Salmon farmer restores position on equal pay


Salmon producer Scottish Sea Farms has regained its position on gender parity and closed the pay gap further in several areas, it has said.

Last year, the company reported that some measures had been adversely impacted following the acquisition of Grieg Seafood Shetland which led to an extra 146 men and 40 women being added to the SSF payroll.

However, 2023 gender pay gap reporting, published today, confirms the salmon farmer has not only returned to its pre-acquisition position but also made slight advances, aided by ongoing work to benchmark and align pay grades across the integrated workforce.

Advances include:

  • A 3.8% reduction in women’s mean hourly pay gap
  • A 5.4% reduction in women’s median hourly pay gap
  • 1.2% more women in the top pay quartile
  • 28.6% more women receiving bonus pay.

Both ‘mean’ and ‘median’ are ways of expressing an average value or number but are not the same. The mean of a set of numbers in a data set is obtained by adding up all the numbers then dividing by the size of the data set. This is what most people are referring to when they talk about an ‘average’. The median is usually described as the ‘middle number’.

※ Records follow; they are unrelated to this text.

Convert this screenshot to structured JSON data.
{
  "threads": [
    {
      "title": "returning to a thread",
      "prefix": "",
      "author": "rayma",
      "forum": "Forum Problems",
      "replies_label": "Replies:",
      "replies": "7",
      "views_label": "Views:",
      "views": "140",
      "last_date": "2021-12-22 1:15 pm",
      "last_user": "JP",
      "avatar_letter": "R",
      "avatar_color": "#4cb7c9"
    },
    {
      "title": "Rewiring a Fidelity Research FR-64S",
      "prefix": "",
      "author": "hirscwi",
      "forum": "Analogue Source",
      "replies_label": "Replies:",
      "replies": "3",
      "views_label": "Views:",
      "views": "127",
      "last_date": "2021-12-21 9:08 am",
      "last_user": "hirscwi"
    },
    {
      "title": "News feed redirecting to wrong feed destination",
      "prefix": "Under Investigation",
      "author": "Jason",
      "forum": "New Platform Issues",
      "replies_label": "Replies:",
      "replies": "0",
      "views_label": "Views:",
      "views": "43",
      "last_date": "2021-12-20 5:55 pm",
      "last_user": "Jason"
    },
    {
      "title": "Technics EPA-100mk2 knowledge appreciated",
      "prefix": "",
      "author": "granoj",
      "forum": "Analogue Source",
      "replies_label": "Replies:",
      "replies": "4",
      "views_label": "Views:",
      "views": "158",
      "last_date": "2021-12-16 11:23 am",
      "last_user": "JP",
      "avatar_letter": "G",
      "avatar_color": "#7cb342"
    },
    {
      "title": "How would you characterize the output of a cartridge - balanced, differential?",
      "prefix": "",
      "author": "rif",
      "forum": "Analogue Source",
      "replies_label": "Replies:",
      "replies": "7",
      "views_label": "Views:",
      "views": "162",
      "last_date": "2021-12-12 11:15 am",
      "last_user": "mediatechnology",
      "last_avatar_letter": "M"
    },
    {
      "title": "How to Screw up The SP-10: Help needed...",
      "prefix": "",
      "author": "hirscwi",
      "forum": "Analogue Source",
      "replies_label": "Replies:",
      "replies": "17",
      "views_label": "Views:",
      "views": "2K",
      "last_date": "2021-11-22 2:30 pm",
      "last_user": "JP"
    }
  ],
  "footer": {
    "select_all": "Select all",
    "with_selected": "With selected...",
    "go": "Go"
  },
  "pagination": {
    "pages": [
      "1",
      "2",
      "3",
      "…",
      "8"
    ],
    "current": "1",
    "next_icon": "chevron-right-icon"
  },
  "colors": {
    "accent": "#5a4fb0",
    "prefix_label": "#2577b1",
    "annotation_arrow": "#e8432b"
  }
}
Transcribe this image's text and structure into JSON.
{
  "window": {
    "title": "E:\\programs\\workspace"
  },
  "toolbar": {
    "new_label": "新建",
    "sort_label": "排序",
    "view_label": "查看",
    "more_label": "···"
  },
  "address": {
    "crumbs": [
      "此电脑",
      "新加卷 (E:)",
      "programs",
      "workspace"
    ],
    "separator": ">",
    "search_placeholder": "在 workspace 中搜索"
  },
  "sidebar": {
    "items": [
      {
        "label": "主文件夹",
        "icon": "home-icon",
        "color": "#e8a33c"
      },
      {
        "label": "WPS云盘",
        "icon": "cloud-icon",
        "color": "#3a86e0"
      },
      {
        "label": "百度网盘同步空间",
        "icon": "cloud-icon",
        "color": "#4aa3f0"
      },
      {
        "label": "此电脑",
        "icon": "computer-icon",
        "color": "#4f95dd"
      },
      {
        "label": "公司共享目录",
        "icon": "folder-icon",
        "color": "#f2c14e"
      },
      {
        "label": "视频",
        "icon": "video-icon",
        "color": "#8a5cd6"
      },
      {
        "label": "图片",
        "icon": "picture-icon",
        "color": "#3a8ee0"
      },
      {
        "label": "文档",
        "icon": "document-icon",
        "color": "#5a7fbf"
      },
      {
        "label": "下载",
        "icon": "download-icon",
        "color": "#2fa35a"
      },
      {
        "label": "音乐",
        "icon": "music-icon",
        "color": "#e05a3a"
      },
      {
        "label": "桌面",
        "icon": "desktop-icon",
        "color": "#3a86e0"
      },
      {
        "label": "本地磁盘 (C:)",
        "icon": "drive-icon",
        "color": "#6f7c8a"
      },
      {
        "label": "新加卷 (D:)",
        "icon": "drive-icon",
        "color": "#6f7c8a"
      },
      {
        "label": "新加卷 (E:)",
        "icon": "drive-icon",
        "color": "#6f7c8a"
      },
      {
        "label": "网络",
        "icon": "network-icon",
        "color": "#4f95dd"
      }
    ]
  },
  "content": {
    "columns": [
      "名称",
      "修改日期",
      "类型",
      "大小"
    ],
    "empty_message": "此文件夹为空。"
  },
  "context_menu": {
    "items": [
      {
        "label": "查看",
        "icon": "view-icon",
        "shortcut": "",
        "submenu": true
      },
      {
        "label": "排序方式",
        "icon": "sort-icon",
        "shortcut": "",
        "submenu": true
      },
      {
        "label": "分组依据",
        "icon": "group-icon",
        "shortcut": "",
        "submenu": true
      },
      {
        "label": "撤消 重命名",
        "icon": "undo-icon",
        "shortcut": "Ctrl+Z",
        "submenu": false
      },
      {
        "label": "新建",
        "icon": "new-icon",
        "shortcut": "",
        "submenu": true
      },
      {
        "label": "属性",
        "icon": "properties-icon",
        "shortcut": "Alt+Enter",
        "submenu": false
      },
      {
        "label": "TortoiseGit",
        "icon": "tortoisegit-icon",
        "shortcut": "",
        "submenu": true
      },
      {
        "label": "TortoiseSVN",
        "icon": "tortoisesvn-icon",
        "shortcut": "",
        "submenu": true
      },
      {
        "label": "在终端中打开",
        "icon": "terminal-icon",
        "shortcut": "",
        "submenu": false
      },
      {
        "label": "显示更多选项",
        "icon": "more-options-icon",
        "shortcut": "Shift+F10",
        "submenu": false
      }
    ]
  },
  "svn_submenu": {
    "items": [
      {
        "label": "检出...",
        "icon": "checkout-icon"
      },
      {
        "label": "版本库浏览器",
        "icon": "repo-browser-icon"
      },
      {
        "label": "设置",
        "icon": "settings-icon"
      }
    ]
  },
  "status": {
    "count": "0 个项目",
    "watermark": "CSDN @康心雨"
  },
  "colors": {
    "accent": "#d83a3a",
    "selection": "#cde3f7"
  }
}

Women 'on a par' with men

Scottish Sea Farms head of human resources Fiona McCann said: “The key takeaway from the latest reporting, as our mean average hourly pay shows, is that female colleagues are paid on a par with their male counterparts – or, as with this snapshot, slightly more.

“What we can’t ignore, however, is that salmon farming was seen as a primarily male career for many years. As such we have significantly more men on the team than women, some 82% to 18% in 2023, impacting on other measures.

“So, while there remains no difference in median bonus pay – in other words, the middle-earning male and female received the same bonus – the simple fact men outnumber women in each pay quartile, including those in which bigger bonuses are often paid, contributed to our mean bonus pay gap widening in 2023.”

Hire and hold

The single best way to close this and other gender-related pay gaps, said McCann, is to attract and retain more women into the company and sector.

“Our priority has been, and always will be, to hire the best candidate for the job. We’ve made real progress with 109 women on our team currently in roles ranging from freshwater technician, farm manager and fish vet to environmental scientist, laboratory supervisor and supply chain coordinator – but we’d like to see many more.

“We’re battling outdated perceptions of the sector as being overly manual and a lack of awareness of the range of careers available in the present day.

“Overcoming such deeply engrained perceptions won’t happen overnight. We need to be as inventive as we are persistent in our work to attract more women, continually asking ourselves what more we can do and where else we could place ourselves to help raise awareness of the opportunities on offer.”